Clark acknowledges that the culture “has sparked numerous discussions and debates on race, slavery, colonialism, gender, class and sexuality.”
Unfortunately, he or she only lists and links to those who have been critical of steampunk and steampunk aficionados for supposedly ignoring the past or refusing to see that reimagining it is a bad thing. But the blogger aptly describes them as an “active cadre that launches criticism upon anything that appears to fantasize, apologizes or fails to acknowledge the disparities and inequities of these by-gone eras.”
Which is true we’re quite familiar with that here.
It makes steampunk a fractured genre, where the donning of a simple article of clothing or a decision to write about some obscure bit of the past, can spark debates or whole blogs on racism, cultural appropriation, gender inequality and [insert-your-privilege-here]-splaining.
Which is a bit tiring, no?
No, writes Clark. “That’s a good thing.”

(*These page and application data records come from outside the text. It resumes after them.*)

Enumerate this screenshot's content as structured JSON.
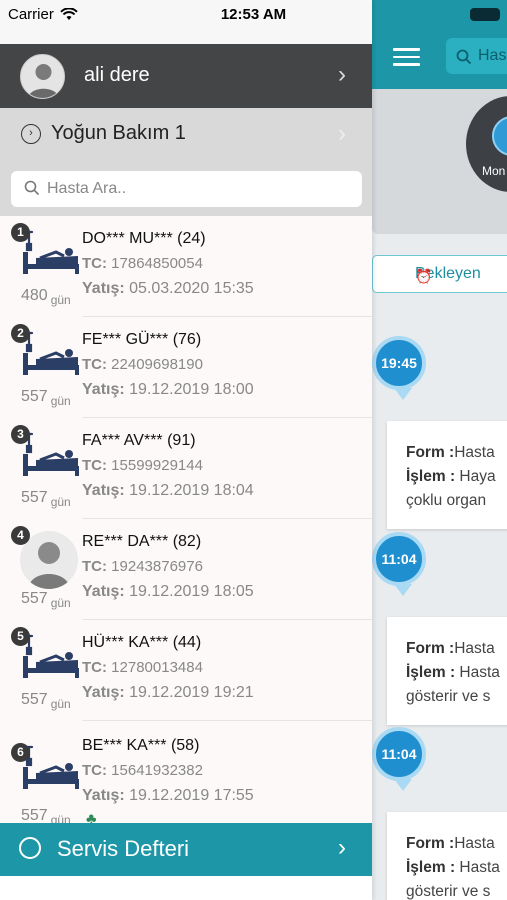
{
  "status_bar": {
    "carrier": "Carrier",
    "time": "12:53 AM"
  },
  "background": {
    "search_placeholder": "Has",
    "monitor_label": "Mon",
    "waiting_button": "Bekleyen",
    "cards": [
      {
        "time": "19:45",
        "form_label": "Form :",
        "form_value": "Hasta",
        "action_label": "İşlem :",
        "action_value": "Haya",
        "extra": "çoklu organ"
      },
      {
        "time": "11:04",
        "form_label": "Form :",
        "form_value": "Hasta",
        "action_label": "İşlem :",
        "action_value": "Hasta",
        "extra": "gösterir ve s"
      },
      {
        "time": "11:04",
        "form_label": "Form :",
        "form_value": "Hasta",
        "action_label": "İşlem :",
        "action_value": "Hasta",
        "extra": "gösterir ve s"
      }
    ]
  },
  "menu": {
    "user_name": "ali dere",
    "ward_name": "Yoğun Bakım 1",
    "search_placeholder": "Hasta Ara..",
    "patients": [
      {
        "index": "1",
        "name": "DO*** MU*** (24)",
        "tc_label": "TC:",
        "tc": "17864850054",
        "stay_label": "Yatış:",
        "stay": "05.03.2020 15:35",
        "days": "480",
        "days_unit": "gün",
        "icon": "bed"
      },
      {
        "index": "2",
        "name": "FE*** GÜ*** (76)",
        "tc_label": "TC:",
        "tc": "22409698190",
        "stay_label": "Yatış:",
        "stay": "19.12.2019 18:00",
        "days": "557",
        "days_unit": "gün",
        "icon": "bed"
      },
      {
        "index": "3",
        "name": "FA*** AV*** (91)",
        "tc_label": "TC:",
        "tc": "15599929144",
        "stay_label": "Yatış:",
        "stay": "19.12.2019 18:04",
        "days": "557",
        "days_unit": "gün",
        "icon": "bed"
      },
      {
        "index": "4",
        "name": "RE*** DA*** (82)",
        "tc_label": "TC:",
        "tc": "19243876976",
        "stay_label": "Yatış:",
        "stay": "19.12.2019 18:05",
        "days": "557",
        "days_unit": "gün",
        "icon": "photo"
      },
      {
        "index": "5",
        "name": "HÜ*** KA*** (44)",
        "tc_label": "TC:",
        "tc": "12780013484",
        "stay_label": "Yatış:",
        "stay": "19.12.2019 19:21",
        "days": "557",
        "days_unit": "gün",
        "icon": "bed"
      },
      {
        "index": "6",
        "name": "BE*** KA*** (58)",
        "tc_label": "TC:",
        "tc": "15641932382",
        "stay_label": "Yatış:",
        "stay": "19.12.2019 17:55",
        "days": "557",
        "days_unit": "gün",
        "icon": "bed"
      }
    ],
    "service_label": "Servis Defteri"
  }
}
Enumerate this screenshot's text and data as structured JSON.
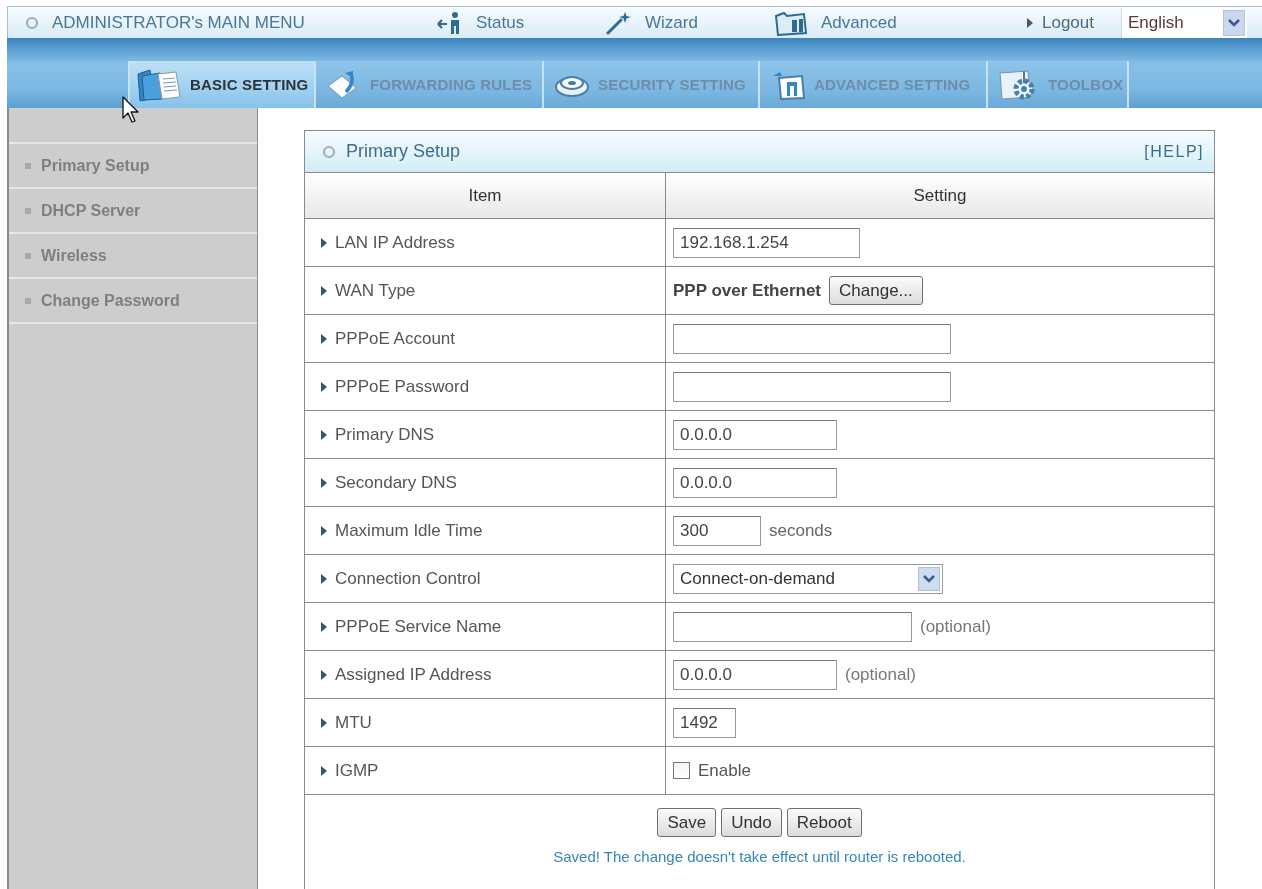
{
  "top_menu": {
    "title": "ADMINISTRATOR's MAIN MENU",
    "links": [
      {
        "label": "Status"
      },
      {
        "label": "Wizard"
      },
      {
        "label": "Advanced"
      },
      {
        "label": "Logout"
      }
    ],
    "language": "English"
  },
  "tabs": [
    {
      "label": "BASIC SETTING",
      "selected": true
    },
    {
      "label": "FORWARDING RULES",
      "selected": false
    },
    {
      "label": "SECURITY SETTING",
      "selected": false
    },
    {
      "label": "ADVANCED SETTING",
      "selected": false
    },
    {
      "label": "TOOLBOX",
      "selected": false
    }
  ],
  "sidebar": {
    "items": [
      {
        "label": "Primary Setup"
      },
      {
        "label": "DHCP Server"
      },
      {
        "label": "Wireless"
      },
      {
        "label": "Change Password"
      }
    ]
  },
  "panel": {
    "title": "Primary Setup",
    "help": "[HELP]",
    "columns": [
      "Item",
      "Setting"
    ],
    "rows": [
      {
        "label": "LAN IP Address",
        "kind": "input",
        "value": "192.168.1.254"
      },
      {
        "label": "WAN Type",
        "kind": "text_button",
        "text": "PPP over Ethernet",
        "button": "Change..."
      },
      {
        "label": "PPPoE Account",
        "kind": "input"
      },
      {
        "label": "PPPoE Password",
        "kind": "input"
      },
      {
        "label": "Primary DNS",
        "kind": "input",
        "value": "0.0.0.0"
      },
      {
        "label": "Secondary DNS",
        "kind": "input",
        "value": "0.0.0.0"
      },
      {
        "label": "Maximum Idle Time",
        "kind": "input",
        "value": "300",
        "unit": "seconds"
      },
      {
        "label": "Connection Control",
        "kind": "select",
        "value": "Connect-on-demand"
      },
      {
        "label": "PPPoE Service Name",
        "kind": "input",
        "hint": "(optional)"
      },
      {
        "label": "Assigned IP Address",
        "kind": "input",
        "value": "0.0.0.0",
        "hint": "(optional)"
      },
      {
        "label": "MTU",
        "kind": "input",
        "value": "1492"
      },
      {
        "label": "IGMP",
        "kind": "checkbox",
        "text": "Enable",
        "checked": false
      }
    ],
    "buttons": [
      "Save",
      "Undo",
      "Reboot"
    ],
    "message": "Saved! The change doesn't take effect until router is rebooted."
  }
}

Is it? I won’t tell anyone to shut up, but should we really be grateful to have a small-but-“active cadre” making it hard for the rest of us to enjoy steampunk without feeling embarrassed or ashamed for it?